• **Task details**
List each line of the data that holds the word "width".

• **Materials provided**

***

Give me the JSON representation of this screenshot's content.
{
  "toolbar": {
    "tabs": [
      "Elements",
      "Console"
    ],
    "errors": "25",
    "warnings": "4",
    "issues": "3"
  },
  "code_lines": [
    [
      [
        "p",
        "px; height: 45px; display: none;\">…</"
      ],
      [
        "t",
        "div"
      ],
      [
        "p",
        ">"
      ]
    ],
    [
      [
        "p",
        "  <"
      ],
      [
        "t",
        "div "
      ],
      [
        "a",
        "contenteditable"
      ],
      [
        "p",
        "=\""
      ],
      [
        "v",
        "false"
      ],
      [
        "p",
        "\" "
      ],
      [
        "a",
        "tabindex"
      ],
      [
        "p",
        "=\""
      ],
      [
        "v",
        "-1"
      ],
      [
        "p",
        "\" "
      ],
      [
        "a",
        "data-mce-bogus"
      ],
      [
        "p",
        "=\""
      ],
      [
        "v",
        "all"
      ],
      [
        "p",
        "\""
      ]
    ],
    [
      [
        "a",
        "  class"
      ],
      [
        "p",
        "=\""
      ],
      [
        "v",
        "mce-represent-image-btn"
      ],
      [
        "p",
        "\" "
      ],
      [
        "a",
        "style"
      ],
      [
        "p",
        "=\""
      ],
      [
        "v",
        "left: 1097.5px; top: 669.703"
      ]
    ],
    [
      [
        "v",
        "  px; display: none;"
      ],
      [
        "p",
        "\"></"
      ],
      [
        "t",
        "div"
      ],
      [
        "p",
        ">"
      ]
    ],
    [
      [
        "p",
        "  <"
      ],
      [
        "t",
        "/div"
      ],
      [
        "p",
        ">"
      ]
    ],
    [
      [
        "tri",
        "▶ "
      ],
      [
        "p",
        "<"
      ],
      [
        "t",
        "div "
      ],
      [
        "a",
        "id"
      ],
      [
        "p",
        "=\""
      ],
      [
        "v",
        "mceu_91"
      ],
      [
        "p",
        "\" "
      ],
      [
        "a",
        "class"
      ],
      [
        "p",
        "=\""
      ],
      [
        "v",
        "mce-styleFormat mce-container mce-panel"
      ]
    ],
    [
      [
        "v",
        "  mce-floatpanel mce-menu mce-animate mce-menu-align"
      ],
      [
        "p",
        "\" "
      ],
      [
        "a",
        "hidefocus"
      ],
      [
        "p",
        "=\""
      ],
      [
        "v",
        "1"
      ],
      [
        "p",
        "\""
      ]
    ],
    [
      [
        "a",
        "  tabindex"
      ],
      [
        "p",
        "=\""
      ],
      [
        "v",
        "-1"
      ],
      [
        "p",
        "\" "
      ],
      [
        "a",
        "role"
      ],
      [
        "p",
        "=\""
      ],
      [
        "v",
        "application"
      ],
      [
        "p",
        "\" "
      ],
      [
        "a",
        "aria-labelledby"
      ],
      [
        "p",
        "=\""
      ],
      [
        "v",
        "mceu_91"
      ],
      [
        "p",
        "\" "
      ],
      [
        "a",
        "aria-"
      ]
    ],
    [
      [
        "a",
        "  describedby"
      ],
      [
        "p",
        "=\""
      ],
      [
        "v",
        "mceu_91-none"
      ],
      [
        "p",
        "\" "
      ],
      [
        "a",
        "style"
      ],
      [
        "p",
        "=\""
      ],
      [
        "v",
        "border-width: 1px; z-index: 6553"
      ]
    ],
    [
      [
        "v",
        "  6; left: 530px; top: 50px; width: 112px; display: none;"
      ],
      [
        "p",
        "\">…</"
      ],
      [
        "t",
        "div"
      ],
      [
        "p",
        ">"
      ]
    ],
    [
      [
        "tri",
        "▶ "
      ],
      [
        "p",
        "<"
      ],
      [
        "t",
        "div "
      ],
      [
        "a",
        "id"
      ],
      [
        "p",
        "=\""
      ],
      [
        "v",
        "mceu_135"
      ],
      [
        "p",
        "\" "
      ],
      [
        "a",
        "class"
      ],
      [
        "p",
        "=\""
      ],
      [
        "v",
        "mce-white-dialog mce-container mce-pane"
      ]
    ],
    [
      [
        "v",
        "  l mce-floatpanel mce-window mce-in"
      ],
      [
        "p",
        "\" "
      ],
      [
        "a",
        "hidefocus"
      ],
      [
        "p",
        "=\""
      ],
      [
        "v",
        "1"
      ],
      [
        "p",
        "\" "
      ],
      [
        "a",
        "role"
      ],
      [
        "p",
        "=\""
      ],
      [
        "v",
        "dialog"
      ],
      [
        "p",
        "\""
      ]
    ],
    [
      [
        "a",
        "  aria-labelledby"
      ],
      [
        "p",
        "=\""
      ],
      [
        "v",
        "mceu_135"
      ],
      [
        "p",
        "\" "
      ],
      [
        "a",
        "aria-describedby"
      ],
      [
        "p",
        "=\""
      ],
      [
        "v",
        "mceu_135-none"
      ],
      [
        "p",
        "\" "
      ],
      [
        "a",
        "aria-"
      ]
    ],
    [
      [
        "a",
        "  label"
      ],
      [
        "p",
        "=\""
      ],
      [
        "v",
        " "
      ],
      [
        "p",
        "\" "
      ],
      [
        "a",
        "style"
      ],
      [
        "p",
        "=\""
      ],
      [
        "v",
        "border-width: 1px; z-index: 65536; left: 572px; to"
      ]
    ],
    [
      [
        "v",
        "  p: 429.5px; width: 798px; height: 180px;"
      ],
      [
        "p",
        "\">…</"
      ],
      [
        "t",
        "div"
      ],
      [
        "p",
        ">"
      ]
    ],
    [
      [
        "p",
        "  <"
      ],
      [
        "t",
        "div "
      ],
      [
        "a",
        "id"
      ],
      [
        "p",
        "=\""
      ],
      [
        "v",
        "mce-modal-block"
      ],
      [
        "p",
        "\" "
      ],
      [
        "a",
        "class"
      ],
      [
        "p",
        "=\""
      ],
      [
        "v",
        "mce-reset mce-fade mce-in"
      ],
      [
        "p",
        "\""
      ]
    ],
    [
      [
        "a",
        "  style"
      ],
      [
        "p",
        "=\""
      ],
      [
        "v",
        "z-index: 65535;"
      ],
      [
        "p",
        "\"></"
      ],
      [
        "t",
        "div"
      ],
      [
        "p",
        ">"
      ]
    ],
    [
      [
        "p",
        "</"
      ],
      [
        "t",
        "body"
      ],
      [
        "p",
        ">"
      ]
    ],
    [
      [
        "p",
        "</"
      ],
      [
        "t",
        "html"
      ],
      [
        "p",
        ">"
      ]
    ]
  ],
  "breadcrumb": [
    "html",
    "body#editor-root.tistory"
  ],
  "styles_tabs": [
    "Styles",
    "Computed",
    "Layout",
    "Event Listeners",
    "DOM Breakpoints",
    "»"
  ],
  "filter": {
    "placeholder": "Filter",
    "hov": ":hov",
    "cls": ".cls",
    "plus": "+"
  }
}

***

• **Your solution**
        "border-width: 1px; z-index: 6553"
        "  6; left: 530px; top: 50px; width: 112px; display: none;"
        "border-width: 1px; z-index: 65536; left: 572px; to"
        "  p: 429.5px; width: 798px; height: 180px;"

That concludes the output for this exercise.